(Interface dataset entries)
******************************
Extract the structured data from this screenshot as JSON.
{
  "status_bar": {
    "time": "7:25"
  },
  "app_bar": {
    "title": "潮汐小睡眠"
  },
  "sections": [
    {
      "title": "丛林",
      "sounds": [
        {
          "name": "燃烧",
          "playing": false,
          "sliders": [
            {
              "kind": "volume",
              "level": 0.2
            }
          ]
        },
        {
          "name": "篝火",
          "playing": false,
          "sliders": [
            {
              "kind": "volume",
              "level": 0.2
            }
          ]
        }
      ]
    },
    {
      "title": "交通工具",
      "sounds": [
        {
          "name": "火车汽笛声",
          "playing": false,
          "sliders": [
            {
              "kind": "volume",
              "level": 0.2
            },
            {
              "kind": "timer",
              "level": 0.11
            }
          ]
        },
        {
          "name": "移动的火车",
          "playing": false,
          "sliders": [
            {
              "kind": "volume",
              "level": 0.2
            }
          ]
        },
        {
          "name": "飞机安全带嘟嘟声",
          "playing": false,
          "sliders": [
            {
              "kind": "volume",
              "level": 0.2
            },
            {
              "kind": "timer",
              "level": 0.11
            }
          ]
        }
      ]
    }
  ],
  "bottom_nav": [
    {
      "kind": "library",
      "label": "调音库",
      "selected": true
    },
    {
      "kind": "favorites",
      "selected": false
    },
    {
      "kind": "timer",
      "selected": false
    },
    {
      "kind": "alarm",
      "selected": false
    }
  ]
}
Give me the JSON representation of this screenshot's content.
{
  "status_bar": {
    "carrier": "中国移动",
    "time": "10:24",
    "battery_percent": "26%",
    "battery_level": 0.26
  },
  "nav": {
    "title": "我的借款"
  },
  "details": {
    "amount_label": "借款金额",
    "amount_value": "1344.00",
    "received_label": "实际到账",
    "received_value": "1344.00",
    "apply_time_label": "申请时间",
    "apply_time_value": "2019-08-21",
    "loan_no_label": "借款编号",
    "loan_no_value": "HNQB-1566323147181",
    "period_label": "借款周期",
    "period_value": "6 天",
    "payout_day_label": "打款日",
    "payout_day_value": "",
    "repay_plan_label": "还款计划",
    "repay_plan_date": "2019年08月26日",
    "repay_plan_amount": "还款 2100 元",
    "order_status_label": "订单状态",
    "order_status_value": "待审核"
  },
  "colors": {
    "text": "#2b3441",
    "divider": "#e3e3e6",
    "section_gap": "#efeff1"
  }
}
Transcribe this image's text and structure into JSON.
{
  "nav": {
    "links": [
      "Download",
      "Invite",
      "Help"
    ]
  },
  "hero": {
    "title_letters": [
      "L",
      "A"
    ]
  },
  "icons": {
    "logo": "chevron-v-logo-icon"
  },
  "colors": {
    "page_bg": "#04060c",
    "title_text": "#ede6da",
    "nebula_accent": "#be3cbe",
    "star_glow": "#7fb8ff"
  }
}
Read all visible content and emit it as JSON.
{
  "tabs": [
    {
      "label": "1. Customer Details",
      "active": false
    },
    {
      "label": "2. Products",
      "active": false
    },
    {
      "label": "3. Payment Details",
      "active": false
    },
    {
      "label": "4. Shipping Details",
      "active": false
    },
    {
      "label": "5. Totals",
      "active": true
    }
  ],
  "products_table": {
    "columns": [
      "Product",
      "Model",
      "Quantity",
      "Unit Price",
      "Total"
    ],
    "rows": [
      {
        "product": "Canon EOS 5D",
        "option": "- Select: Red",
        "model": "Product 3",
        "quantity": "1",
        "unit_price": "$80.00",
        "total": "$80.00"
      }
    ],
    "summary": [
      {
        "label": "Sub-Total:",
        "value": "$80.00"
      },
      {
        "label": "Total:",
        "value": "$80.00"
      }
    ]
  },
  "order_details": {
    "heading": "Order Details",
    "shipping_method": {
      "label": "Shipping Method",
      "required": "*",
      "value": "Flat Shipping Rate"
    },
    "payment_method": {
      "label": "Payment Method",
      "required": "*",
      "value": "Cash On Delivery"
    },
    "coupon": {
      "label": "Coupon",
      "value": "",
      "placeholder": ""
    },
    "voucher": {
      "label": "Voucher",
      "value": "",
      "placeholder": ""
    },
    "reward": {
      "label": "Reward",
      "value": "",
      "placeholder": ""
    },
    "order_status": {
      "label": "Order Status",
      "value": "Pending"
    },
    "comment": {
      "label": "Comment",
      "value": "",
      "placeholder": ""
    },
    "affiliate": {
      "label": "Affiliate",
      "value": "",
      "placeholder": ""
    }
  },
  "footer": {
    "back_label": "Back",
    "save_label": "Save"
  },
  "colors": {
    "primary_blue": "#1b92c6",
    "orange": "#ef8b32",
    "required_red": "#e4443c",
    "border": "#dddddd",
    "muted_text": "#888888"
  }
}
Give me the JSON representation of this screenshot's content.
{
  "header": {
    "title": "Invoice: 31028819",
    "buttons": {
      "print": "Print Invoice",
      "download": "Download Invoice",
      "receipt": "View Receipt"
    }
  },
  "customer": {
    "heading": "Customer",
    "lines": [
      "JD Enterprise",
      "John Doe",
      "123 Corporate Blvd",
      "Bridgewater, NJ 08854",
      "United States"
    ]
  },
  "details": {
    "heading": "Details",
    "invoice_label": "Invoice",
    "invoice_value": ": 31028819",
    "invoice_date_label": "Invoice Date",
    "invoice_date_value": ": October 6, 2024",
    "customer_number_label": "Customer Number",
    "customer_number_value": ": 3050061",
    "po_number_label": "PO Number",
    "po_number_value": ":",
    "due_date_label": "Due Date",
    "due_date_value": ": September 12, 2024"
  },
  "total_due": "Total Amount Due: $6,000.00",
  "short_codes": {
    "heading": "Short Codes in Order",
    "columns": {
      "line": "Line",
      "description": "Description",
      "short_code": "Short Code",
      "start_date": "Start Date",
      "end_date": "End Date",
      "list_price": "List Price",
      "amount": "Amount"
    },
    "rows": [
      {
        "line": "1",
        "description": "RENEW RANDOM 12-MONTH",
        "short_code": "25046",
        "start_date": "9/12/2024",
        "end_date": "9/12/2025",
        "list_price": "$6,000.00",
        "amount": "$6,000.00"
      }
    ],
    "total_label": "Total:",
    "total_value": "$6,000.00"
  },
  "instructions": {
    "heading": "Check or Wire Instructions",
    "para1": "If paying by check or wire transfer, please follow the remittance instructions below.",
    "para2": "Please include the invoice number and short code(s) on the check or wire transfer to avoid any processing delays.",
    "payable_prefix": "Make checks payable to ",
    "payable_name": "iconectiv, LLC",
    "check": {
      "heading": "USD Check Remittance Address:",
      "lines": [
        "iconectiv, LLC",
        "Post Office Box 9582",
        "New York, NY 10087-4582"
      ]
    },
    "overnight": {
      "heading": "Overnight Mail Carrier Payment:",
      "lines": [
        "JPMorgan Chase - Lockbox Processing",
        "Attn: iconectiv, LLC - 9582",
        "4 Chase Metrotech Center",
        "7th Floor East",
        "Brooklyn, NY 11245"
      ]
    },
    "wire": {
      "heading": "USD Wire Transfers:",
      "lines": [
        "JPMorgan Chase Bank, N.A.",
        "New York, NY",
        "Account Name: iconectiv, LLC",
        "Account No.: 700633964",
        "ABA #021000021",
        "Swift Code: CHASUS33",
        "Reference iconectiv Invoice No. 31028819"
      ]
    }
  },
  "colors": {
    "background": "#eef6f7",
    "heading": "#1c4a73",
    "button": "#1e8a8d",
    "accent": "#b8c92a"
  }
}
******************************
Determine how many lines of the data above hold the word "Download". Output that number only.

2